“It (the bridge program) teaches children not only to be ready for skills but also teaches skills for life,” Manteca Unified Director of School Readiness Nancy Leal told Manteca Rotarians meeting Thursday at Ernie’s Rendezvous Room.
The eight days are structured to help youngsters learn how to follow directions, how to get along with others, to work on critical thinking and a host of “soft skills” needed to succeed in school and life.
It also does another big thing that makes the first two weeks or so of kindergarten a breeze for teachers and students alike.
“It gets the crying out of the way,” Leal said of the separation anxiety that many kids experience when they start school.
The bridge program is made even smoother as it is taught using the teachers the youngsters will have when they start kindergarten.
“I love the Bridge program,” noted Rosemarie Buccieri who has taught the K Bridge at George McParland School for 8 years. “The children are exposed to school routines making them better prepared to enter the ‘academic world’ with less anxiety. Parents and children learn that school is a safe and fun place.”
Parents are brought into the loop on the first day of the bridge program about what to expect in the eight days and how they can help their child progress. Then on the final day parents are provided with information on what they should practice with their child for kindergarten as well as what to expect once they start kindergarten.
It also involves illustrating to parents how a child’s work is play. Examples include:
Drawing and painting that employs a child’s creativity helps develop writing skills.
Sharing time by talking to others about their personal experiences such as going to the movies develop language skills.
Having stories, rhymes and poems read to them each day helps develop listening skills.
Sharing playthings with others helps develop social skills.
Putting toys away after they are done with them helps develop responsibility.
Cutting and pasting such as for a collage helps develop writing skills by increasing awareness of what will fit and how it will fit. It also develops muscle in their hands. Both abilities are needed for writing.
uSinging, marching, running, and clapping hands in rhythm helps develop self-expression, coordination, and basic timing skills.
Looking at books, turning pages and enjoying colorful photos helps develop an interest in reading.
Outside activities such as climbing, running, jumping, throwing, and catching helps develop balance and coordination.
Taking walking trips through the neighborhood, taking nature walks, and riding the bus helps develop an awareness of the larger world by using all of their senses.

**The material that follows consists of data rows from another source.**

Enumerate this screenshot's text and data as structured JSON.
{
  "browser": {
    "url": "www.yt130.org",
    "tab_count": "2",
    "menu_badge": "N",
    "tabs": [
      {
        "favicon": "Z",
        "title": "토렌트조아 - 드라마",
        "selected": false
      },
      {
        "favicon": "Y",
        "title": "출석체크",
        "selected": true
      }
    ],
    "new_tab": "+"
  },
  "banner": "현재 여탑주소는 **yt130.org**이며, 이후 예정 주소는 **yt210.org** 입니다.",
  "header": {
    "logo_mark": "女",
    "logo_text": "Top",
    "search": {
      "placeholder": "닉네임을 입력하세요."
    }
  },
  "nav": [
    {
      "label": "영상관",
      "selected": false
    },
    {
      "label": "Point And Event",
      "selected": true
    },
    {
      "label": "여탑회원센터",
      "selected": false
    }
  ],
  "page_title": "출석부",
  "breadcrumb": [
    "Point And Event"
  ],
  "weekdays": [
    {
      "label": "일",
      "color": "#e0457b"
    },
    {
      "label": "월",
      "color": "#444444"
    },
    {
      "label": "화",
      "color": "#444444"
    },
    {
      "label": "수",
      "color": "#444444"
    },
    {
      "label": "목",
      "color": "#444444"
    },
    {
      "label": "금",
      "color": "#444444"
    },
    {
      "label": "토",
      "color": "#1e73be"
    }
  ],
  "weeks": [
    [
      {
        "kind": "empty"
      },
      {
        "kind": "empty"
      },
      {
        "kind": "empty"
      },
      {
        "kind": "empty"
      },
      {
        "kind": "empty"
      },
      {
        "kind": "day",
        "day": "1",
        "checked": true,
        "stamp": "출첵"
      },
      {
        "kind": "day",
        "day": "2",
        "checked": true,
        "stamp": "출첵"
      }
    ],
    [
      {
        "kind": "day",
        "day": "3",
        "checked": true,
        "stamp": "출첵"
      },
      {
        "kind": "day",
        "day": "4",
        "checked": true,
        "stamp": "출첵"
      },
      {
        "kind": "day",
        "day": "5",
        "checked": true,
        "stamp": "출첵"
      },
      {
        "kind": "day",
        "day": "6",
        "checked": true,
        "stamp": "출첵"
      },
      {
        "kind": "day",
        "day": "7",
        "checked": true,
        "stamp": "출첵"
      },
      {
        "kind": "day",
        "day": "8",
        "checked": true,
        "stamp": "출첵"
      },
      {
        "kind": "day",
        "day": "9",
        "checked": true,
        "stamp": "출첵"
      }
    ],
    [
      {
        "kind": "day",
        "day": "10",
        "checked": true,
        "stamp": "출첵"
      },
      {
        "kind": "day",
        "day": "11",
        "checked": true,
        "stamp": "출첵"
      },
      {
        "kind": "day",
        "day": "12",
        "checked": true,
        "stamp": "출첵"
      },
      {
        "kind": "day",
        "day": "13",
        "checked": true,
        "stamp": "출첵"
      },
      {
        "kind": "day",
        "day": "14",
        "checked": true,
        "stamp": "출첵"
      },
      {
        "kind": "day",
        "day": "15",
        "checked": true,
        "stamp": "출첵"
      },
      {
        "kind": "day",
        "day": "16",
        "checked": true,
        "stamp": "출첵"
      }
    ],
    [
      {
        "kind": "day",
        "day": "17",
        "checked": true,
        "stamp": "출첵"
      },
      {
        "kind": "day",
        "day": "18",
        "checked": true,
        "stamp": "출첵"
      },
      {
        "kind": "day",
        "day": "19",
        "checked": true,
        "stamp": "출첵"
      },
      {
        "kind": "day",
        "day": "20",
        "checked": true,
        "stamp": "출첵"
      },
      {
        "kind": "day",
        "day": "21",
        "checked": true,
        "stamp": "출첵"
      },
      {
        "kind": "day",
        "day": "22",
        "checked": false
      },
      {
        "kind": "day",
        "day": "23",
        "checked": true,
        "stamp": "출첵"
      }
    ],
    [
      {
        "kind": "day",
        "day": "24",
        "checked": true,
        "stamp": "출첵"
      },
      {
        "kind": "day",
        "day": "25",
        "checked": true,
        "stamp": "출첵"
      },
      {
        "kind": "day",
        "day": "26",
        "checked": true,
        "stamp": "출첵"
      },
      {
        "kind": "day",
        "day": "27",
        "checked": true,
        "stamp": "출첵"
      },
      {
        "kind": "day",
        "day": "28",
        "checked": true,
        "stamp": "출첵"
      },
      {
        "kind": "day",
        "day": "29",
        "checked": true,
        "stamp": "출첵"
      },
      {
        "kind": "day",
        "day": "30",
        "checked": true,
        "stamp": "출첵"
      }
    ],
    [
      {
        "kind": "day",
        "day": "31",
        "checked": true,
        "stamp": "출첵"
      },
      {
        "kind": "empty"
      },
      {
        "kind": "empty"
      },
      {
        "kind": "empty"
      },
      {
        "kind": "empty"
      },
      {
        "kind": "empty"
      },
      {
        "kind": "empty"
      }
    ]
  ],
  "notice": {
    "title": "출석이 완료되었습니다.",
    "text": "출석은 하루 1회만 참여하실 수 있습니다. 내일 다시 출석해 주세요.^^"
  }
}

It is all part of an ongoing effort to make sure that students in the first four years of formal education successfully grasp the basics that create the foundation needed to tackle more intense academics as they progress toward the 12th grade. Study after study has shown that failing to grasp reading, basic math, and such leads to students struggling to the point in upper grades they become frustrated and lose interests in education. In a bid to get them back on track it takes a lot of effort that may not succeed.
 From that standpoint programs such as the kindergarten bridge endeavor and preschool can not only increase the chances of a student’s success but also maximize the expenditure of tax dollars.
It costs in excess of $10,000 a year to educate a student. By investing a fraction of that upfront not only are they ready for school but parents are engaged.
As part of the district’s school readiness program there are:
uFifteen preschool classes — 14 at district schools and one at the privately operated Kids Academy.
uHead Start is offered at Sequoia Elementary, McFall School, and Lathrop Preschool Center.
uThere are 13 transitional kindergarten classes at 10 schools.
The bridge program focusing on social emotion skills is open to all incoming kindergarten students.
It runs this year from July 23 through Aug. 1 — Monday through Friday the first week and Monday through Wednesday the second week.
Parents interested in preschool or K Bridge may contact the MUSD School Readiness department at 858-0848.
To contact Dennis Wyatt, email